On the night before the match, Eydelie and Bernès placed a call to room 215 of hotel du Lac, where Robert, Burruchaga, and their teammate Jacques Glassmann were staying. In exchange for ‘taking their foot off the pedal’ and losing, each player would receive a cash envelope containing 200,000 francs. “Tomorrow, you have what? A one in ten chance of winning?” argued Bernès. “Do you prefer to lose with 200,000 francs in your pocket or zero?”
Robert and Burruchaga quickly agreed to the deal on the condition that 50% was paid up front; Glassman, however, was unconvinced. As Robert’s wife drove to the hotel parking lot to pick up the advance payment, Glassman confided in his significant other, Audrey: “I do not know what to do. If I don’t speak, I’ll curse myself. If I speak, no one will believe me.” Audrey, however, was more strident: “You have no choice. If you don’t say anything, it will backfire on you.”
Jacques Glassmann did not go to sleep on the night before the biggest match of his career. Instead, he paced around the hotel room, smoked cigarette after cigarette, and racked his brain for a clear-cut decision. By the time the sun rose in the north of France, Glassmann had made up his mind: he would speak.

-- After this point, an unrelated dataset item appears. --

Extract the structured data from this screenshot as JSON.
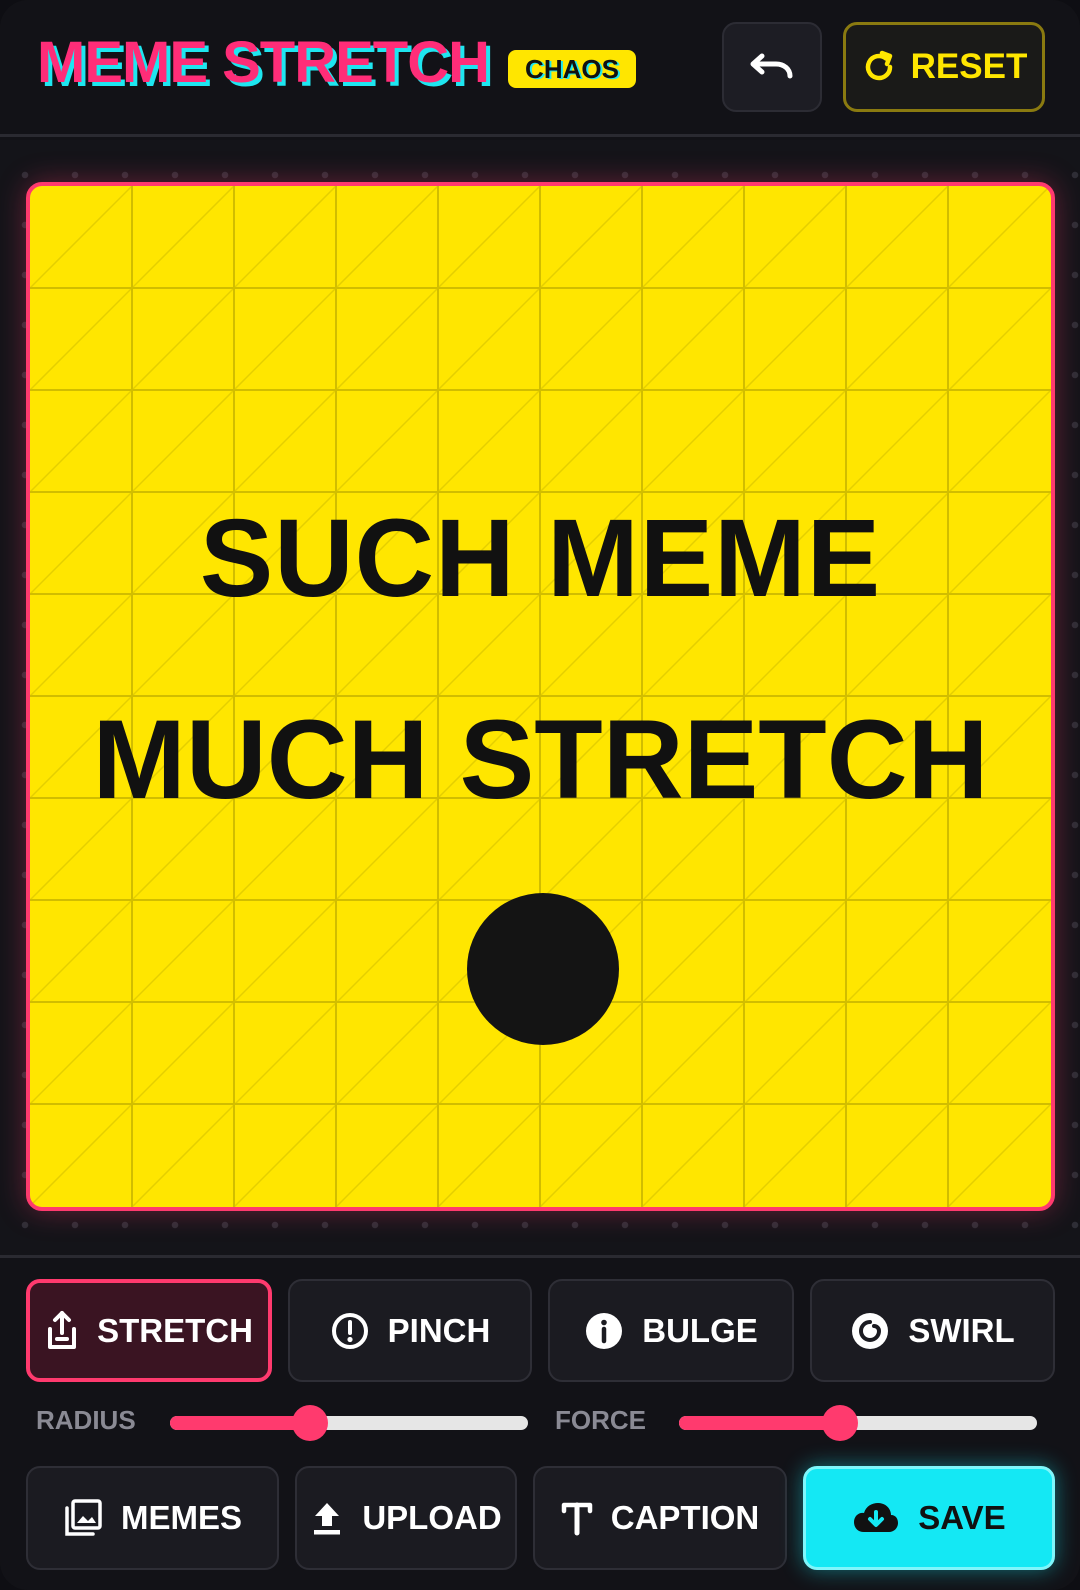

After the morning training session, Glassmann informed his manager Boro Primorac of the proposal. Primorac relayed the information to Valenciennes president Michel Coencas, who barged into Robert’s hotel room and threatened to shoot his player in the knee if he didn’t tell the truth; Robert, however, denied the allegations.
As Tapie chatted with Valenciennes mayor Jean-Louis Borloo, the players took the field at the Stade Nungesser at 8:30 p.m. Marseille broke the deadlock in the 21st minute; Abedi Pelé raced down the right flank and fired a trivela cross into the box, Bokšić scored the follow-through after his initial effort was saved by Michel Pageaud. Two minutes later, Robert collapsed after a seemingly innocuous tackle from Éric Di Meco, and was promptly subbed off for Kálmán Kovács.
“Usually Jorge Burruchaga disputed everything, but that evening, not only did he not dispute anything, he asked others to be silent,” noted referee Jean-Marie Véniel in his match report. “Conversely, Jacques Glassmann ran around as if he was trying to prove something.”
Marseille held onto a slim 1-0 win, and sealed the title the following weekend with a 3-1 victory against Paris Saint-Germain. Valenciennes, on the other hand, were relegated to the second tier that same exact day, after losing to Saint-Étienne. However, trouble was afoot.
By: Zach Lowy
Featured Image: @GabFoligno / SNS Group